#### WHAT THE TASK ASKS
Lines from the records below that contain the word "alert" are to be copied out.

-*-*-

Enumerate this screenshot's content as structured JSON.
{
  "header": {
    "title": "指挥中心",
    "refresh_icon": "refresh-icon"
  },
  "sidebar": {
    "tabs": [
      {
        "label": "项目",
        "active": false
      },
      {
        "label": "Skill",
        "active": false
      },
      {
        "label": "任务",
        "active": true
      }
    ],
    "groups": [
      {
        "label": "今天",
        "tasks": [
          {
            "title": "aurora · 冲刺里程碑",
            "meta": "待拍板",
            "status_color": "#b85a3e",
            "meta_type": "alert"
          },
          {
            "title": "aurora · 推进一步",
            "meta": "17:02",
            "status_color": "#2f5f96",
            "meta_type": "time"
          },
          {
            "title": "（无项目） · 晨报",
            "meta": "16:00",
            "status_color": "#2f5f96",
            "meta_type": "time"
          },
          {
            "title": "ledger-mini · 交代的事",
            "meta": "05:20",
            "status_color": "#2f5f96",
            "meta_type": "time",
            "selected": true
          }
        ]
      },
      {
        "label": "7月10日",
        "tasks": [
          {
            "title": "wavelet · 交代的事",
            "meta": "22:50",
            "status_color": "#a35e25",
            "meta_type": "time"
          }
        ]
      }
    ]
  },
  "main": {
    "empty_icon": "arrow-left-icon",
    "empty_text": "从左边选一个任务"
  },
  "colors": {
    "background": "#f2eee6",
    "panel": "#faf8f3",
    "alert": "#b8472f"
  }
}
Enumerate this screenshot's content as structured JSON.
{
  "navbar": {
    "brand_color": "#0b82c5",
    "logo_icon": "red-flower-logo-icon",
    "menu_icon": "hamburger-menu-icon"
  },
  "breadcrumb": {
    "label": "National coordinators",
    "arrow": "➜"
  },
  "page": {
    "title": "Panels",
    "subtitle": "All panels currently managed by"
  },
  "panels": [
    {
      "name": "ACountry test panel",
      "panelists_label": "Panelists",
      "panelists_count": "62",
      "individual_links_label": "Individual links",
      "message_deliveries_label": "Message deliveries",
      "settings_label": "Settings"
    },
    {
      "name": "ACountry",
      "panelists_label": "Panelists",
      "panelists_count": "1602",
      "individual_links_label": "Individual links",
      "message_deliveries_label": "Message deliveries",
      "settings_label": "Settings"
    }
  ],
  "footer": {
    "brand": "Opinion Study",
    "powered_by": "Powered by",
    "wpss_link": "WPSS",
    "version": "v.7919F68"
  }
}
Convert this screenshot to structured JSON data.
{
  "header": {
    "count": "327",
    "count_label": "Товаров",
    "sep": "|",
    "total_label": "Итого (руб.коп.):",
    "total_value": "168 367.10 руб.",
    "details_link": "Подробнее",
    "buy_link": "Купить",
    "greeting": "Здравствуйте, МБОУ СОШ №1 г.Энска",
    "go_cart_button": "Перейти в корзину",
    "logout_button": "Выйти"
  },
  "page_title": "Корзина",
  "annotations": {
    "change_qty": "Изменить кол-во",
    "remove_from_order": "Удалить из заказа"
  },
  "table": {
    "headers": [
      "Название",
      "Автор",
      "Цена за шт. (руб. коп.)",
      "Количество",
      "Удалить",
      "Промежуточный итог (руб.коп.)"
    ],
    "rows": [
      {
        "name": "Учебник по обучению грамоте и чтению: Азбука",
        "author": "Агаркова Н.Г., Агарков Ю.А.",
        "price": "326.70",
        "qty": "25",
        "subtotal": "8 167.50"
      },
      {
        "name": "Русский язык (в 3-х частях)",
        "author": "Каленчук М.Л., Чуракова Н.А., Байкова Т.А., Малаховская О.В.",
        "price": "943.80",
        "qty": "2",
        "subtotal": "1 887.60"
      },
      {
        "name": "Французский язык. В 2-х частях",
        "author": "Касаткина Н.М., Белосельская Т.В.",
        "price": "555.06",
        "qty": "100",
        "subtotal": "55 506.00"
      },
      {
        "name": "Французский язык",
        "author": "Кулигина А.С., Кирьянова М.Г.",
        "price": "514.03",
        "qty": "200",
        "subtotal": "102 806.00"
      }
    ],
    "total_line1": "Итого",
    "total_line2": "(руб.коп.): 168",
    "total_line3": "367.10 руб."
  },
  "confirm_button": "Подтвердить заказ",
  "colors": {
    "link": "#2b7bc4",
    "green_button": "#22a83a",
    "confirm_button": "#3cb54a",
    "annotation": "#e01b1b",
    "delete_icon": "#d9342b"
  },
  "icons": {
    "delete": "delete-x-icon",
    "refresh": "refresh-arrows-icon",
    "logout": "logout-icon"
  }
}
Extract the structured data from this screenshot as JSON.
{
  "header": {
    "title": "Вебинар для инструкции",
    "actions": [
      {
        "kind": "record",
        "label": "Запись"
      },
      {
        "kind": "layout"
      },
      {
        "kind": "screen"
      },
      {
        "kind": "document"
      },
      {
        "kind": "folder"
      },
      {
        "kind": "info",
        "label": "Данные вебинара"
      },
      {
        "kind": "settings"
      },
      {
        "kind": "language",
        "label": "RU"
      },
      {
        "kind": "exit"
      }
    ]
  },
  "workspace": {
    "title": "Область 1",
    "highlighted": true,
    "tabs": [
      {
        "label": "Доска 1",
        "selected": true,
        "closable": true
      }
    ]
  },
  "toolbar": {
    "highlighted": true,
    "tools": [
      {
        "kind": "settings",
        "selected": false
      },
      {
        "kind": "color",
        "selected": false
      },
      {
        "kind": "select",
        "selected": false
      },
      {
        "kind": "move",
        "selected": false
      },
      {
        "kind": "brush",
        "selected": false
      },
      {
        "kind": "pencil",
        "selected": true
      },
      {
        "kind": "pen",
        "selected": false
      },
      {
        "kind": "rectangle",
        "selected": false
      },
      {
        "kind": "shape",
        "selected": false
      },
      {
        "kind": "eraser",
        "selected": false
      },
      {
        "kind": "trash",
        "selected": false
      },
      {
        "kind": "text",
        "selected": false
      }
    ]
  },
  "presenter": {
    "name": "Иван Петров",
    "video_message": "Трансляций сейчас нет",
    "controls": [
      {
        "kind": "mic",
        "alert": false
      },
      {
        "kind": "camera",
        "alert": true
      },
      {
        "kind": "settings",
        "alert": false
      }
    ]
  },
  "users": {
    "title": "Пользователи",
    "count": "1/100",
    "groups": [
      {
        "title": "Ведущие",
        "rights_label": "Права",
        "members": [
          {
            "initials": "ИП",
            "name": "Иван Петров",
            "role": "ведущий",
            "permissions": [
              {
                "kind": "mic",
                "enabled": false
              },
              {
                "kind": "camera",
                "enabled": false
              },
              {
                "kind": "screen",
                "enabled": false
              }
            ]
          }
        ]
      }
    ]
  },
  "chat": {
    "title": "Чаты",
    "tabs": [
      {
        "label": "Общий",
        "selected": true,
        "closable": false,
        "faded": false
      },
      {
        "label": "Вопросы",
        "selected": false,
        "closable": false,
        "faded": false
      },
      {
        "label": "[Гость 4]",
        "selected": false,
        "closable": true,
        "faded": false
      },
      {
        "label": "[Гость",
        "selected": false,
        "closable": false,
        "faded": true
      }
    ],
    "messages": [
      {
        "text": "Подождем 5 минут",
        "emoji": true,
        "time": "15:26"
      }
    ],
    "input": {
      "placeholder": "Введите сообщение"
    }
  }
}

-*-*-

#### EXERCISE RESULT
            "meta_type": "alert"
    "alert": "#b8472f"
        "alert": false
        "alert": true
        "alert": false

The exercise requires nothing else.